- **Exercise brief**
Since pictures are not wanted, repeat only the text of the records, word for word.

- **Material for the task**
————————
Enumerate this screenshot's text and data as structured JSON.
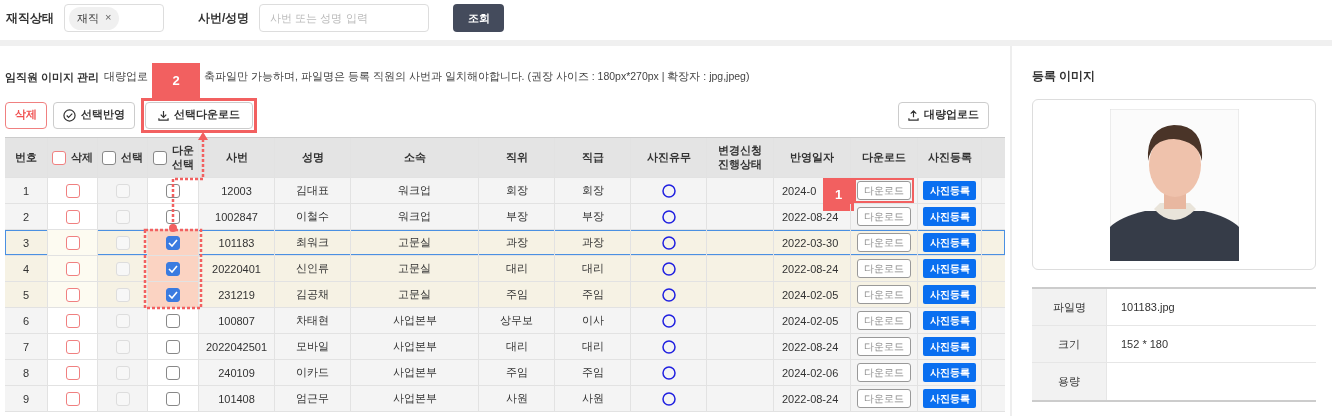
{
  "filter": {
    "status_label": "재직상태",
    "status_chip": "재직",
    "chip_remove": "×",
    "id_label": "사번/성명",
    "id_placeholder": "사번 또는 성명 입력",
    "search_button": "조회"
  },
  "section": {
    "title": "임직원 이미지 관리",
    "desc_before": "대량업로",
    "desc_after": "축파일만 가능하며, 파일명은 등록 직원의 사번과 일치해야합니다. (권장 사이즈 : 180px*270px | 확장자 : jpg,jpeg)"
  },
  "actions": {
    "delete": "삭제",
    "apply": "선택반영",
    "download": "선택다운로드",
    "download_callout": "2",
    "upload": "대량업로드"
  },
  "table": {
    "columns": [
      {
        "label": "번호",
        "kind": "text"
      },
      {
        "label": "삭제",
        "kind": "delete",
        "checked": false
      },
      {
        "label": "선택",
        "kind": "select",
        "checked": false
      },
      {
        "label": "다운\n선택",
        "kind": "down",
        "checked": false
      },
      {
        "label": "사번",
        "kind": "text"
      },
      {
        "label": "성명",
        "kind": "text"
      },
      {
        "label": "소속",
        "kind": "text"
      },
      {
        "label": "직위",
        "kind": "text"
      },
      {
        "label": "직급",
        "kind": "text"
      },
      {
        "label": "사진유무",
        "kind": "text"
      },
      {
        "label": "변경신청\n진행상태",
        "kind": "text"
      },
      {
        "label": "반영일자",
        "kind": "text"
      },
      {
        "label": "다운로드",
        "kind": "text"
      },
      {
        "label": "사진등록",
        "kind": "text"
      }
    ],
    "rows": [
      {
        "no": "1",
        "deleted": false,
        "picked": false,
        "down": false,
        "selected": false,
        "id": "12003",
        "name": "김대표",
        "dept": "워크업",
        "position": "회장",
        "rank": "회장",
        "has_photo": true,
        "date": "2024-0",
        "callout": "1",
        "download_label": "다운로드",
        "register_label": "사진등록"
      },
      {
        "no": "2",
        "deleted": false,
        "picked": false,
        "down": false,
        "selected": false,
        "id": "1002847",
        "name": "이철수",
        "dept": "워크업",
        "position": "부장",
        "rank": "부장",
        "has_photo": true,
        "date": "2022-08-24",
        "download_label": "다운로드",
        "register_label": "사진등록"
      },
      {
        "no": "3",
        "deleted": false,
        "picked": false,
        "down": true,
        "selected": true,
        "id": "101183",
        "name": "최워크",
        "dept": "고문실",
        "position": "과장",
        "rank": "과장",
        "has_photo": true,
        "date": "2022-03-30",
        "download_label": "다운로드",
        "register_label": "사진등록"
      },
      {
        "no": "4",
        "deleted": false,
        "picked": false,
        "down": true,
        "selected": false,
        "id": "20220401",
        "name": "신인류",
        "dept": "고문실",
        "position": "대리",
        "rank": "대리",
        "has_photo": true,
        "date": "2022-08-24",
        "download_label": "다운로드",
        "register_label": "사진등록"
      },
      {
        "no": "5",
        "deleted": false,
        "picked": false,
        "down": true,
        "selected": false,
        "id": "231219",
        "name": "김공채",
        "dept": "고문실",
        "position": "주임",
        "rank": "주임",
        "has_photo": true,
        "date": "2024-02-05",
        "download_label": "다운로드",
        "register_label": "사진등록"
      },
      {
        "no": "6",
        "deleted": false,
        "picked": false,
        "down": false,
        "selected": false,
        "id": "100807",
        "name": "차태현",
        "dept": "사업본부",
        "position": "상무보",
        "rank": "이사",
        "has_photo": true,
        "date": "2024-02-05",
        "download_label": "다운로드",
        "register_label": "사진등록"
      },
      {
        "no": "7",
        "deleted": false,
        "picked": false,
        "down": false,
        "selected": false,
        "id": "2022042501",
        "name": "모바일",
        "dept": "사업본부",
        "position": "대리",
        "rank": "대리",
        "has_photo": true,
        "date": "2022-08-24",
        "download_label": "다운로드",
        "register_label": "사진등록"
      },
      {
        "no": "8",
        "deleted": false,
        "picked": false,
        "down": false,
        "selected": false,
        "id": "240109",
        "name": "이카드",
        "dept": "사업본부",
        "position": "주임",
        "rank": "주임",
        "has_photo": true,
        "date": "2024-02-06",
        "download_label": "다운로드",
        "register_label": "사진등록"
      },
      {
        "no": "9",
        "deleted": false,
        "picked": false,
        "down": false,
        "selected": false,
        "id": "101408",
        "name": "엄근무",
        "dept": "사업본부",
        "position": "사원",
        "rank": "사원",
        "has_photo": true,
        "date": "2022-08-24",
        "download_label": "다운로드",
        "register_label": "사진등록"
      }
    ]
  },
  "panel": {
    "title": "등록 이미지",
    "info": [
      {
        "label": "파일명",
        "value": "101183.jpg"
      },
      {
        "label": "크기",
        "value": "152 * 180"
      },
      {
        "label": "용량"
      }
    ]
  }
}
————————
- **Task result**
Enumerate this screenshot's text and data as structured JSON.
{
  "filter": {
    "status_label": "재직상태",
    "status_chip": "재직",
    "chip_remove": "×",
    "id_label": "사번/성명",
    "id_placeholder": "사번 또는 성명 입력",
    "search_button": "조회"
  },
  "section": {
    "title": "임직원 이미지 관리",
    "desc_before": "대량업로",
    "desc_after": "축파일만 가능하며, 파일명은 등록 직원의 사번과 일치해야합니다. (권장 사이즈 : 180px*270px | 확장자 : jpg,jpeg)"
  },
  "actions": {
    "delete": "삭제",
    "apply": "선택반영",
    "download": "선택다운로드",
    "download_callout": "2",
    "upload": "대량업로드"
  },
  "table": {
    "columns": [
      {
        "label": "번호",
        "kind": "text"
      },
      {
        "label": "삭제",
        "kind": "delete",
        "checked": false
      },
      {
        "label": "선택",
        "kind": "select",
        "checked": false
      },
      {
        "label": "다운\n선택",
        "kind": "down",
        "checked": false
      },
      {
        "label": "사번",
        "kind": "text"
      },
      {
        "label": "성명",
        "kind": "text"
      },
      {
        "label": "소속",
        "kind": "text"
      },
      {
        "label": "직위",
        "kind": "text"
      },
      {
        "label": "직급",
        "kind": "text"
      },
      {
        "label": "사진유무",
        "kind": "text"
      },
      {
        "label": "변경신청\n진행상태",
        "kind": "text"
      },
      {
        "label": "반영일자",
        "kind": "text"
      },
      {
        "label": "다운로드",
        "kind": "text"
      },
      {
        "label": "사진등록",
        "kind": "text"
      }
    ],
    "rows": [
      {
        "no": "1",
        "deleted": false,
        "picked": false,
        "down": false,
        "selected": false,
        "id": "12003",
        "name": "김대표",
        "dept": "워크업",
        "position": "회장",
        "rank": "회장",
        "has_photo": true,
        "date": "2024-0",
        "callout": "1",
        "download_label": "다운로드",
        "register_label": "사진등록"
      },
      {
        "no": "2",
        "deleted": false,
        "picked": false,
        "down": false,
        "selected": false,
        "id": "1002847",
        "name": "이철수",
        "dept": "워크업",
        "position": "부장",
        "rank": "부장",
        "has_photo": true,
        "date": "2022-08-24",
        "download_label": "다운로드",
        "register_label": "사진등록"
      },
      {
        "no": "3",
        "deleted": false,
        "picked": false,
        "down": true,
        "selected": true,
        "id": "101183",
        "name": "최워크",
        "dept": "고문실",
        "position": "과장",
        "rank": "과장",
        "has_photo": true,
        "date": "2022-03-30",
        "download_label": "다운로드",
        "register_label": "사진등록"
      },
      {
        "no": "4",
        "deleted": false,
        "picked": false,
        "down": true,
        "selected": false,
        "id": "20220401",
        "name": "신인류",
        "dept": "고문실",
        "position": "대리",
        "rank": "대리",
        "has_photo": true,
        "date": "2022-08-24",
        "download_label": "다운로드",
        "register_label": "사진등록"
      },
      {
        "no": "5",
        "deleted": false,
        "picked": false,
        "down": true,
        "selected": false,
        "id": "231219",
        "name": "김공채",
        "dept": "고문실",
        "position": "주임",
        "rank": "주임",
        "has_photo": true,
        "date": "2024-02-05",
        "download_label": "다운로드",
        "register_label": "사진등록"
      },
      {
        "no": "6",
        "deleted": false,
        "picked": false,
        "down": false,
        "selected": false,
        "id": "100807",
        "name": "차태현",
        "dept": "사업본부",
        "position": "상무보",
        "rank": "이사",
        "has_photo": true,
        "date": "2024-02-05",
        "download_label": "다운로드",
        "register_label": "사진등록"
      },
      {
        "no": "7",
        "deleted": false,
        "picked": false,
        "down": false,
        "selected": false,
        "id": "2022042501",
        "name": "모바일",
        "dept": "사업본부",
        "position": "대리",
        "rank": "대리",
        "has_photo": true,
        "date": "2022-08-24",
        "download_label": "다운로드",
        "register_label": "사진등록"
      },
      {
        "no": "8",
        "deleted": false,
        "picked": false,
        "down": false,
        "selected": false,
        "id": "240109",
        "name": "이카드",
        "dept": "사업본부",
        "position": "주임",
        "rank": "주임",
        "has_photo": true,
        "date": "2024-02-06",
        "download_label": "다운로드",
        "register_label": "사진등록"
      },
      {
        "no": "9",
        "deleted": false,
        "picked": false,
        "down": false,
        "selected": false,
        "id": "101408",
        "name": "엄근무",
        "dept": "사업본부",
        "position": "사원",
        "rank": "사원",
        "has_photo": true,
        "date": "2022-08-24",
        "download_label": "다운로드",
        "register_label": "사진등록"
      }
    ]
  },
  "panel": {
    "title": "등록 이미지",
    "info": [
      {
        "label": "파일명",
        "value": "101183.jpg"
      },
      {
        "label": "크기",
        "value": "152 * 180"
      },
      {
        "label": "용량"
      }
    ]
  }
}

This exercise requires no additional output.